I always found rinsing all the soap out of my brushes to be the most tedious part of washing. With the brush mat I let the water run adjacent to where I swirl my brush and all of the soap is quickly rinsed away. Like with the specific areas for cleaning each brush type, there are rinse areas for the brushes as well. I used to rinse each brush for what felt like forever, only to find there was still soap in the bristles. This method is super effective at removing all the soap from the brush heads without any water getting into the bevels.
When I’m done rinsing my brushes, I gently squeeze out the excess water. I then lay them on a towel to air dry. I fold my towel a couple times over in the back to raise the brush handles above the heads. By doing this the water travels away from the bevel so you don’t have to worry about the bristles coming loose.

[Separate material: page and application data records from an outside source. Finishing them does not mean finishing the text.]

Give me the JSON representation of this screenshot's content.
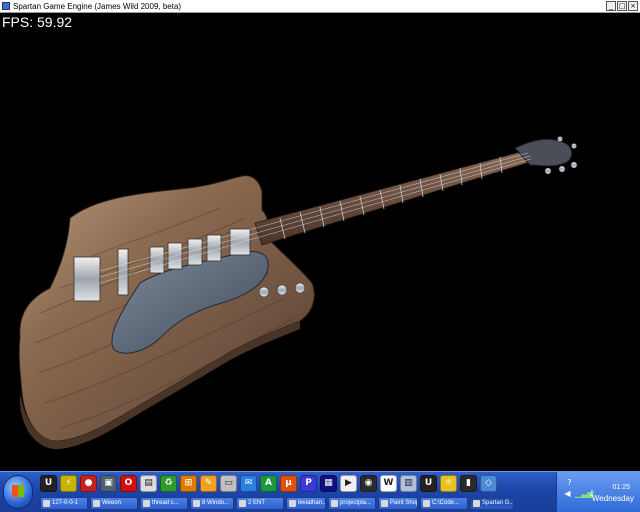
{
  "window": {
    "title": "Spartan Game Engine (James Wild 2009, beta)",
    "controls": [
      "_",
      "□",
      "×"
    ]
  },
  "viewport": {
    "fps_label": "FPS: 59.92"
  },
  "taskbar": {
    "quick_launch": [
      {
        "icon": "ue-icon",
        "glyph": "U",
        "color": "#222222"
      },
      {
        "icon": "winamp-icon",
        "glyph": "⚡",
        "color": "#c8b400"
      },
      {
        "icon": "flashget-icon",
        "glyph": "●",
        "color": "#c82020"
      },
      {
        "icon": "network-icon",
        "glyph": "▣",
        "color": "#506070"
      },
      {
        "icon": "opera-icon",
        "glyph": "O",
        "color": "#d01010"
      },
      {
        "icon": "chart-icon",
        "glyph": "▤",
        "color": "#dddddd"
      },
      {
        "icon": "recycle-icon",
        "glyph": "♻",
        "color": "#2e9b2e"
      },
      {
        "icon": "windows-icon",
        "glyph": "⊞",
        "color": "#e07a00"
      },
      {
        "icon": "paint-icon",
        "glyph": "✎",
        "color": "#f0a020"
      },
      {
        "icon": "file-icon",
        "glyph": "▭",
        "color": "#c0c0c0"
      },
      {
        "icon": "chat-icon",
        "glyph": "✉",
        "color": "#2a7fe0"
      },
      {
        "icon": "app-icon",
        "glyph": "A",
        "color": "#1a9a3a"
      },
      {
        "icon": "torrent-icon",
        "glyph": "µ",
        "color": "#e05010"
      },
      {
        "icon": "paint-shop-icon",
        "glyph": "P",
        "color": "#3a3ad8"
      },
      {
        "icon": "tool-icon",
        "glyph": "▦",
        "color": "#101080"
      },
      {
        "icon": "media-icon",
        "glyph": "▶",
        "color": "#f0f0f0"
      },
      {
        "icon": "disc-icon",
        "glyph": "◉",
        "color": "#2a2a2a"
      },
      {
        "icon": "doc-icon",
        "glyph": "W",
        "color": "#ffffff"
      },
      {
        "icon": "grid-icon",
        "glyph": "▥",
        "color": "#b0c0e0"
      },
      {
        "icon": "ue2-icon",
        "glyph": "U",
        "color": "#222222"
      },
      {
        "icon": "sky-icon",
        "glyph": "☼",
        "color": "#e8c020"
      },
      {
        "icon": "game-icon",
        "glyph": "▮",
        "color": "#2a2a2a"
      },
      {
        "icon": "vbox-icon",
        "glyph": "◇",
        "color": "#4a8ad8"
      }
    ],
    "tasks": [
      {
        "label": "127-0-0-1",
        "width": 48,
        "active": false
      },
      {
        "label": "Weeon",
        "width": 48,
        "active": false
      },
      {
        "label": "thread c...",
        "width": 48,
        "active": false
      },
      {
        "label": "8 Windo...",
        "width": 44,
        "active": false
      },
      {
        "label": "2 ENT",
        "width": 48,
        "active": false
      },
      {
        "label": "leviathan...",
        "width": 40,
        "active": false
      },
      {
        "label": "projectpla...",
        "width": 48,
        "active": false
      },
      {
        "label": "Paint Shop...",
        "width": 40,
        "active": false
      },
      {
        "label": "C:\\Code...",
        "width": 48,
        "active": false
      },
      {
        "label": "Spartan G...",
        "width": 44,
        "active": true
      }
    ],
    "tray": {
      "time": "01:25",
      "day": "Wednesday"
    }
  }
}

While no one is ever going to enjoy washing their makeup brushes, I think streamlining the process makes it a little more tolerable. I hope you found this post helpful if you’re struggling with getting a deep clean on those makeup brushes.